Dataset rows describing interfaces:
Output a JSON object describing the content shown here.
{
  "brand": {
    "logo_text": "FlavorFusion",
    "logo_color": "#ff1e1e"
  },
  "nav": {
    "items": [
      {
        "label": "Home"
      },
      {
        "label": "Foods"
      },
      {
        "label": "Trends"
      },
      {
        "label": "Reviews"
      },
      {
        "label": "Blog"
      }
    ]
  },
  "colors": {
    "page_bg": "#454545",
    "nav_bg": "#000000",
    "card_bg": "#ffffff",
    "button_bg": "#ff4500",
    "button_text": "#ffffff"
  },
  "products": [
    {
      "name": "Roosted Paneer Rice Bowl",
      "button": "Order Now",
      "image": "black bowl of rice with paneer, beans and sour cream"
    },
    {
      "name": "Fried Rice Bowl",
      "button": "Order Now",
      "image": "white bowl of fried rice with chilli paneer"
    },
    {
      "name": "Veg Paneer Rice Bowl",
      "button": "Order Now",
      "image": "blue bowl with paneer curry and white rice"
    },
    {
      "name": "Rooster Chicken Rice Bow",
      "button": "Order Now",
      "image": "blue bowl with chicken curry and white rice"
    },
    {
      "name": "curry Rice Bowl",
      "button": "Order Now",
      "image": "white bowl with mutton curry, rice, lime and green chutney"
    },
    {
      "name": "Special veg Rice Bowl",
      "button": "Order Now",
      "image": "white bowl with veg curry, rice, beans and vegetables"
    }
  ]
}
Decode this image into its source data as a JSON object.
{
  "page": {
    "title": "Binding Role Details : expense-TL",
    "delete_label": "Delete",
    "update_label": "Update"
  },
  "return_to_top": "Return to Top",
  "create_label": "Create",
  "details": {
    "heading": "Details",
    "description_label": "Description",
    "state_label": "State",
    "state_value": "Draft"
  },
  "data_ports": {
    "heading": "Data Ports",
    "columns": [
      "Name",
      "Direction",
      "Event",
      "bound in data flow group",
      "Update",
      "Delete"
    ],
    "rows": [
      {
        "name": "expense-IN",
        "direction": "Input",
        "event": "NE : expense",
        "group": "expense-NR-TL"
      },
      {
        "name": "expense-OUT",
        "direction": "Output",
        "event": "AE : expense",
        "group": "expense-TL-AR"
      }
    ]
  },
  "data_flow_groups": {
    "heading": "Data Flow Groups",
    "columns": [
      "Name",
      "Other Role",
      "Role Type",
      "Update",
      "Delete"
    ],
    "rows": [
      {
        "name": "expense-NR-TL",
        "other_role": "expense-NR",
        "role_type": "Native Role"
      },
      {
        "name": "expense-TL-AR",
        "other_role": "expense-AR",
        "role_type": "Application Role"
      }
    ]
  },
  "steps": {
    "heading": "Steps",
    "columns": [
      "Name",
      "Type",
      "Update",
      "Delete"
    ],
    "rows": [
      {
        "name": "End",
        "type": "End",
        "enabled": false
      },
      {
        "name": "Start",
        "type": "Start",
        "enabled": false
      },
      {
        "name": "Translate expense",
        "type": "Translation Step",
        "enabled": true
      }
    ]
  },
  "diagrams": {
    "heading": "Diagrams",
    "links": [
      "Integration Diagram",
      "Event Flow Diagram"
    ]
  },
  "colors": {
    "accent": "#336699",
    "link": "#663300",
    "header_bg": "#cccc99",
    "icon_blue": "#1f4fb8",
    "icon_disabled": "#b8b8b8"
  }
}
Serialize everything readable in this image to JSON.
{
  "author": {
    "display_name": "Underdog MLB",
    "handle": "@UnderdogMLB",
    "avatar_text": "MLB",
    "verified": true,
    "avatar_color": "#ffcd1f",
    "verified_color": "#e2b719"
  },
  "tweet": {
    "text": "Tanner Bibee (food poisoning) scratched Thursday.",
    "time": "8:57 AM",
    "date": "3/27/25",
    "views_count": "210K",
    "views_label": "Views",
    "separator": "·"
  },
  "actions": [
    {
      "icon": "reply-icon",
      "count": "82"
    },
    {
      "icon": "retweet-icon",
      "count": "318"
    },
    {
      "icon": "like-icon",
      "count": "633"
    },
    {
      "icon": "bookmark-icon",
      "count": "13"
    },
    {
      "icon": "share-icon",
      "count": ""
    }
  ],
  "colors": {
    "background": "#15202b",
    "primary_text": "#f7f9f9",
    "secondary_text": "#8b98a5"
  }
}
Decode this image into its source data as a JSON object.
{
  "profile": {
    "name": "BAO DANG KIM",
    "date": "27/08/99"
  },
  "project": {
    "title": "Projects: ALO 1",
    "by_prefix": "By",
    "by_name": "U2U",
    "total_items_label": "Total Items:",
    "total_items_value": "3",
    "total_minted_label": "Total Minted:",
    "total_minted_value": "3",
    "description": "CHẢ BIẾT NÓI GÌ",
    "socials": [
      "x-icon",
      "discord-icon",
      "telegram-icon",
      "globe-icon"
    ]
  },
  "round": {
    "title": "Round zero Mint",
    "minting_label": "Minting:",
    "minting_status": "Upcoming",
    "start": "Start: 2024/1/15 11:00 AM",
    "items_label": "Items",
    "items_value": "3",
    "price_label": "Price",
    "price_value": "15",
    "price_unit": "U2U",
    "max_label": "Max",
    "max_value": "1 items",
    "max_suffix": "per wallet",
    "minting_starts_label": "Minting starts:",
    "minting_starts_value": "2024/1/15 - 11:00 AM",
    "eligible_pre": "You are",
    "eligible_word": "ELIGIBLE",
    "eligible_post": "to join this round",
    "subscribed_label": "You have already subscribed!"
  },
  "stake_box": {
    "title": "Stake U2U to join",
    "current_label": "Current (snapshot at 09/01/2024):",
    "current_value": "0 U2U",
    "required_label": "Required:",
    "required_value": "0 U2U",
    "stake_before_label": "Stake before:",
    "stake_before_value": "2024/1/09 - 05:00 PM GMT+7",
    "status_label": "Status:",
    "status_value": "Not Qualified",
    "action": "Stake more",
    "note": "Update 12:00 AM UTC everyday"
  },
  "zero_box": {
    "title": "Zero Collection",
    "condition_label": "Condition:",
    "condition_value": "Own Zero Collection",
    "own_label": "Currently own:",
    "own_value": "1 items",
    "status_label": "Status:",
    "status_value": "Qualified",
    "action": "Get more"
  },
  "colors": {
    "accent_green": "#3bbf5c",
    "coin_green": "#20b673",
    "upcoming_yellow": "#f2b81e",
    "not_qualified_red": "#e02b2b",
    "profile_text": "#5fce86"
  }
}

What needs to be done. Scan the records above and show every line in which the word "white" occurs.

Written solution.
      "image": "white bowl of fried rice with chilli paneer"
      "image": "blue bowl with paneer curry and white rice"
      "image": "blue bowl with chicken curry and white rice"
      "image": "white bowl with mutton curry, rice, lime and green chutney"
      "image": "white bowl with veg curry, rice, beans and vegetables"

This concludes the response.